Along similar lines, researchers at Emory University monitored brain activity while asking staunch party members, from both left and right, to evaluate information that threatened their preferred candidate prior to the 2004 Presidential election. "We did not see any increased activation of the parts of the brain normally engaged during reasoning," said Drew Westen, Emory's director of clinical psychology. "Instead, a network of emotion circuits lit up... reaching biased conclusions by ignoring information that could not rationally be discounted. Significantly, activity spiked in circuits involved in reward, similar to what addicts experience when they get a fix," Westen explained.

How far can this spectrum be extended? All the way into realms of behavior -- and mental states -- that we label as wholesome?

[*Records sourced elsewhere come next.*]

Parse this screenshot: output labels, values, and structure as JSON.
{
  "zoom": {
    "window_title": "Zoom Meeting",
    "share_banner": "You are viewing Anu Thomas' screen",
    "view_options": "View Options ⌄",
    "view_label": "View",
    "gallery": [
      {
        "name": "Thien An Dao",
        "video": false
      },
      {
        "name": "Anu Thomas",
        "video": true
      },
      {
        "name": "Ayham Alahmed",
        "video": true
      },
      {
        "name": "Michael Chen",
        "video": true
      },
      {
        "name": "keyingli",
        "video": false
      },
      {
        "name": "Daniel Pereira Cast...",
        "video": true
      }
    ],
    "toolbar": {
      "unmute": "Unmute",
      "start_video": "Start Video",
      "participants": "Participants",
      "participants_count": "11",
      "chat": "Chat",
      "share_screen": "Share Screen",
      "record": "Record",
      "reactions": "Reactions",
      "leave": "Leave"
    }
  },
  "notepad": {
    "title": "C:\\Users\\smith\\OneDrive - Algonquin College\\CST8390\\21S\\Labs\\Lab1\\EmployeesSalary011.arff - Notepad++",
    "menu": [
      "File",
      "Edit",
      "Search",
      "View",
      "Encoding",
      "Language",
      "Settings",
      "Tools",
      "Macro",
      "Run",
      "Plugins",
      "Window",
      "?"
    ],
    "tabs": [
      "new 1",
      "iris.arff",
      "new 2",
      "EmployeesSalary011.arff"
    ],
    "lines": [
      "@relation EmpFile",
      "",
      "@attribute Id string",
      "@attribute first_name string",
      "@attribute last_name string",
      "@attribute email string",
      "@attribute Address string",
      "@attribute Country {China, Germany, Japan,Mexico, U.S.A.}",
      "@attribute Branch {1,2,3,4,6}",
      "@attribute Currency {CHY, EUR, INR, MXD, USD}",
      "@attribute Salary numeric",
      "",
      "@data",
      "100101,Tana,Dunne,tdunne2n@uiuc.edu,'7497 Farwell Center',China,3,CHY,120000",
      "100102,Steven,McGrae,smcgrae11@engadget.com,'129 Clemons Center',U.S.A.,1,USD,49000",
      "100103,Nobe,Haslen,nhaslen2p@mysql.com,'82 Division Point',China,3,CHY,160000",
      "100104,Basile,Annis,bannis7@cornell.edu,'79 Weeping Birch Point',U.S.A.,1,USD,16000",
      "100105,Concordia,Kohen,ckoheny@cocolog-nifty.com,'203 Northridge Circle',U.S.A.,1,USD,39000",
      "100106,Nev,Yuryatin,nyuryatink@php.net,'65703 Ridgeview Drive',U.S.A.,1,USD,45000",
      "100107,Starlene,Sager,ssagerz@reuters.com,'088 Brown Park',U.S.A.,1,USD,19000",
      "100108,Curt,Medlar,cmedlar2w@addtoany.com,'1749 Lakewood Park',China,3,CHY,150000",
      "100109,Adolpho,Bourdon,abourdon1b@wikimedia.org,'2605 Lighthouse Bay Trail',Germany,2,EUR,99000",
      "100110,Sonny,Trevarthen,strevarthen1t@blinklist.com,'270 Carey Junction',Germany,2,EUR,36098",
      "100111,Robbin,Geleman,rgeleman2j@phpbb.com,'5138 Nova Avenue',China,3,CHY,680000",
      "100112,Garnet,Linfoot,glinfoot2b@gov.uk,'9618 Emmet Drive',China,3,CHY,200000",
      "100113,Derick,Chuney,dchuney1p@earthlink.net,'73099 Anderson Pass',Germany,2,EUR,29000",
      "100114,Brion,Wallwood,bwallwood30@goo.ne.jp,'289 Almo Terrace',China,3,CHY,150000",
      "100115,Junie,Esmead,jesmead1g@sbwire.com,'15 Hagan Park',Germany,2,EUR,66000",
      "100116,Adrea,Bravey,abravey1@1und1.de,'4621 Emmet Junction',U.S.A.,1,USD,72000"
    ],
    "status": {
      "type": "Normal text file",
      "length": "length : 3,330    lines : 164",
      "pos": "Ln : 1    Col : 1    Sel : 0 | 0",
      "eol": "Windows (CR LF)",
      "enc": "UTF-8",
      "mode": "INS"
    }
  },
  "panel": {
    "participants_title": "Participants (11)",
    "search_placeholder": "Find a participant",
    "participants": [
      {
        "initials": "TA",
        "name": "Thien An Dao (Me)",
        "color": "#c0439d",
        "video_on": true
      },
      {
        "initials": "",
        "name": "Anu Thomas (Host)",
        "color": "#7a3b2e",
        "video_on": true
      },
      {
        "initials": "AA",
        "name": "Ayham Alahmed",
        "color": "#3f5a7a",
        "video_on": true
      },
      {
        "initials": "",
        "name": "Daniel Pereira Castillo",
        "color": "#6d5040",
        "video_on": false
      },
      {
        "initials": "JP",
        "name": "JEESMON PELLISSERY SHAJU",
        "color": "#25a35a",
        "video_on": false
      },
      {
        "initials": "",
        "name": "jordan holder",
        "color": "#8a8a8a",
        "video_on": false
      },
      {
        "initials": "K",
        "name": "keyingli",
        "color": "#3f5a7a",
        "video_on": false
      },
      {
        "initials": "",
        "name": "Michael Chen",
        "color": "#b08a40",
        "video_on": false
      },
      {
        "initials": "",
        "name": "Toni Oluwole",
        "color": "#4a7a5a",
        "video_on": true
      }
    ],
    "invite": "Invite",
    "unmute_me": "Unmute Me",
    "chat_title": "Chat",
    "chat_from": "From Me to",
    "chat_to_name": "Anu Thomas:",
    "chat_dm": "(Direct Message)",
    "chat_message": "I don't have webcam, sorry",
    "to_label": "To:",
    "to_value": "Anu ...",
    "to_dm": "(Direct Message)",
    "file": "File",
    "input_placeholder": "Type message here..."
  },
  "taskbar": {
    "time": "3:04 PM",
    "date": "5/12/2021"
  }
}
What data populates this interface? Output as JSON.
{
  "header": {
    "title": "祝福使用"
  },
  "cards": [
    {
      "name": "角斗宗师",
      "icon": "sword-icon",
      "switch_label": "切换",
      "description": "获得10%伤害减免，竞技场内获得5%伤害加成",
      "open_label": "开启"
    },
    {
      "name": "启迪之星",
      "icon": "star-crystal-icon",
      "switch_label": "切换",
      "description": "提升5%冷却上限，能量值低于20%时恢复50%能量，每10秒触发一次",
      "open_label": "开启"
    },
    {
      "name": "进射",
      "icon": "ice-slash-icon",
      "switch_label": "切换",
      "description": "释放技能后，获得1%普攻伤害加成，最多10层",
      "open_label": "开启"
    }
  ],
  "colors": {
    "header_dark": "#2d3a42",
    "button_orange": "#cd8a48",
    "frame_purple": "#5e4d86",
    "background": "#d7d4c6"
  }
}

Rich Wilcox of the University of Texas says: "Recovery process in addiction is based to a great extent on cognitively mediated changes in brain chemistry of the frontal/prefrontal cortex system. Furthermore... there is even a surprising amount of literature cited in PubMed suggesting that prayer also induces substantial changes in brain chemistry."

Clearly this spectrum of "addiction" includes reinforcement of behaviors that are utterly beneficial and that have important value to us, e.g., love of our children. I get a jolt every time I smell my kids' hair, for instance. The "Aw!" that many people give when then see a baby smile is accompanied by skin flushes and iris dilation, reflecting physiological pleasure. Similar jolts come to people (variously) from music, sex, exercise and the application of skill.

Although a lot of recent research has danced along the edges of this area, I find that the core topic appears to have been rather neglected. I'm talking about the way that countless millions of humans either habitually or volitionally pursue druglike reinforcement cycles -- either for pleasure or through cycles of withdrawal and insatiability that mimic addiction -- purely as a function of entering an addictive frame of mind.

For a majority, indeed, this process goes un-noticed because there is no pathology! Reiterating; it is simply "getting high on life." Happy or at least content people who lead decent lives partake in these wholesome addictive cycles that have escaped much attention from researchers simply because these cycles operate at the highest levels of human functionality. (It is easy to verify that there is something true, underlying the phrase "addicted to love.")

This wholesomeness should no longer mask or exclude such powerfully effective mental states from scientific scrutiny. For example, we might learn more about the role of oxytocin in preventing the down-regulating or tolerance effects that exacerbate drug addiction. Does this moderating effect provide the more wholesome, internally-generated "addictions" with their long-lasting power?

Even more attractive would be to shine light on patterns of volitional or habitual addictive mentation that are NOT helpful or functional or desirable.

Gambling has already been mentioned. Rage is obviously another of these harmful patterns, that clearly have a chemical-reinforcement component. Many angry people report deriving addictive pleasure from fury, and this is one reason why they return to the state, again and again. Thrill-seeking can also be like this, when it follows a pathology of down-regulating satiability. Ernst Fehr, Brian Knutson, and John Hibbing have written about the pleasure-reinforcement of revenge, that Hollywood films tap incessantly in plot lines that give audiences a vicarious thrill of Payback against villains-who-deserve-it.


DD said...

Both my folks copy-edited early versions of "The Postman" for David, they knew him in San Diego. Ironically, he misspells my mothers names when crediting her.

Interesting as usual Perfesser.

Big Don said...

More like kleptogenetic bio-instinct run amok...

CNu said...

rotflmbao@kleptogenetic bio-instinct...., if you didn't exist we'd have to make you up! http://nicemelons.files.wordpress.com/2007/11/ass-clown.jpg